There is a tension between the interests of the Competition Commission and commercial entities involved in merger transactions. For various policy reasons, the Commission is eager to cast its net wide and consider and investigate as many merger transactions as possible. Commercial entities, on the other hand, would prefer not to have to jump through the regulatory hoops required by a merger notification and would just like to get on with the business of deal making. Therefore, the recent attempt by the Commission to have a small merger classified as a large should be of concern to business. Fortunately, the decision of the Competition Tribunal in Tiger Equity Proprietary Limited and Murray & Roberts Proprietary Limited v Competition Commission, Case No. 019174 provides some welcome certainty on this issue.
The Commission is the regulatory body tasked with the consideration and investigation of mergers. However, the identity of the ultimate decision making body, and even whether a particular transaction requires notification in the first place, is determined with reference to the merger filing thresholds. Clearly, therefore, how a merger is classified has important consequences for the merging parties and the Commission alike, not only for whether a notification is required or whether the Commission or the Tribunal will have jurisdiction over the approval of the merger, but also for whether or not a merger filing fee is payable, the size of such fee, and the time period in which the Commission has to consider the merger.
The divergent interests of the Commission and merging parties has most recently been observed in the Tiger Equity Case. Briefly, the case involved the acquisition of Tolcon Proprietary Limited by Tiger Equity One Proprietary Limited. Initially, the merging parties filed the transaction as an intermediate merger. However, at the time the shareholders’ agreement in respect of Tiger Equity had not yet been completed and the Commission therefore requested that the merging parties file the merger once the shareholders’ agreement had been finalised. The merging parties accepted this and upon finalisation of the shareholders’ agreement, filed the transaction as a small merger. The merging parties contended that Tiger Equity was a shelf company created for the purpose of the transaction and as such it did not have sufficient assets or turnover at time of notification to meet the lower merger threshold. Furthermore, the merging parties contended that given its shareholding structure, Tiger Equity was not controlled by any shareholder. The merging parties voluntarily filed the transaction as a small merger in accordance with the Commission’s small merger guidelines because the seller, Murray & Roberts Proprietary Limited, was the subject of an investigation pertaining to possible collusion.
The Commission did not share the merging parties view and, having reviewed Tiger Equity’s shareholders’ agreement, concluded that Tiger Equity was jointly controlled by all its shareholders. The Commission concluded that the merging parties had incorrectly classified the transaction as a small merger when in fact it was large and served the merging parties with a Notice of Incomplete Filing.

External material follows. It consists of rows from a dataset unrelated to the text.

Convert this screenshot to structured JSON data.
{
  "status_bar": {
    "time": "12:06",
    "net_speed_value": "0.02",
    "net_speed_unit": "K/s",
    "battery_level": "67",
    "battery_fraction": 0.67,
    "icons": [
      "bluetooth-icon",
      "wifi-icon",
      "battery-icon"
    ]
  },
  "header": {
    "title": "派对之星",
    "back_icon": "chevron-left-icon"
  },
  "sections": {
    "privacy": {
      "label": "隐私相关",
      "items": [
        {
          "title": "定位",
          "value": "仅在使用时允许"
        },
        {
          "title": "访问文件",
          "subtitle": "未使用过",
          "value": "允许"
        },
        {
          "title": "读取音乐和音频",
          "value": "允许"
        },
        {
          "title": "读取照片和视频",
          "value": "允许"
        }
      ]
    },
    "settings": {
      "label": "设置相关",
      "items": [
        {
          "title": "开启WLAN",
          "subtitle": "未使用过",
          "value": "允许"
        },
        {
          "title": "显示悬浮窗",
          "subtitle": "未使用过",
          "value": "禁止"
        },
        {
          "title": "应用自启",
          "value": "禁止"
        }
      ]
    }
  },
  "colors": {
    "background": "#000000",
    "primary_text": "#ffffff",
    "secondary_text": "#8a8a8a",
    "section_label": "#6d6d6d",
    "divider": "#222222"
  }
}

The merging parties therefore brought an application to the Tribunal to have the Notice set aside and have the Tribunal confirm that the merger was indeed a small merger, which the Commission opposed. In arguing its case, the Commission relied on certain provisions of the Tiger Equity shareholders’ agreement. The shares in Tiger Equity are held by six shareholders, with shareholdings ranging from 5% to 28%. The shareholders’ agreement provided that each shareholder was entitled to appoint one director to the board. Such director would vote in the same proportion as the appointing shareholders’ equity in Tiger Equity. The same would apply to voting at shareholders’ meetings. Most decisions of the company would be made by ordinary resolution with a requisite majority of 50%, although some decisions would need to be passed by a special resolution with a requisite majority of 70%.
Relying on the fact that certain strategic decisions required a special resolution to be passed, the Commission argued that all the shareholders jointly controlled Tiger Equity. However, the Tribunal found that as the requisite majority to pass a special resolution was 70%, none of the shareholders had the ability to veto the passing of such a resolution (since the largest shareholder held 28%) and in this way ‘control’ Tiger Equity.
The Tribunal did recognise that an alliance between two or more of the shareholders could result in the ability to jointly veto the passing of a special resolution which could result in such shareholders being seen as joint controllers of the company. However, the Tribunal found that the Commission incorrectly relied on the fact that the shareholders’ agreement had established a common strategic direction between all signatories thereto. The Tribunal went on to say that “there needs to be something more to glue the respective shareholders together, than this limited agreement”.
The Tribunal found that as the Commission had only relied on the shareholders’ agreement as proof that the shareholders were acting together and had led no further evidence to show that there was a coalition between the shareholders of Tiger Equity, such shareholders could not be considered to control Tiger Equity. Their financial information therefore did not need to be included in the threshold calculation and the transaction was confirmed as a small merger.
This decision provides valuable guidance where a consortium of shareholders acquires a company based on a coalition between them and such coalition controls the target firm. Importantly, for the purpose of determining control and for the calculation of merger filing thresholds, there is no legal presumption that the shareholders of a company jointly control the company. The onus will be on the Commission to prove that a coalition exists between the shareholders that results in joint control.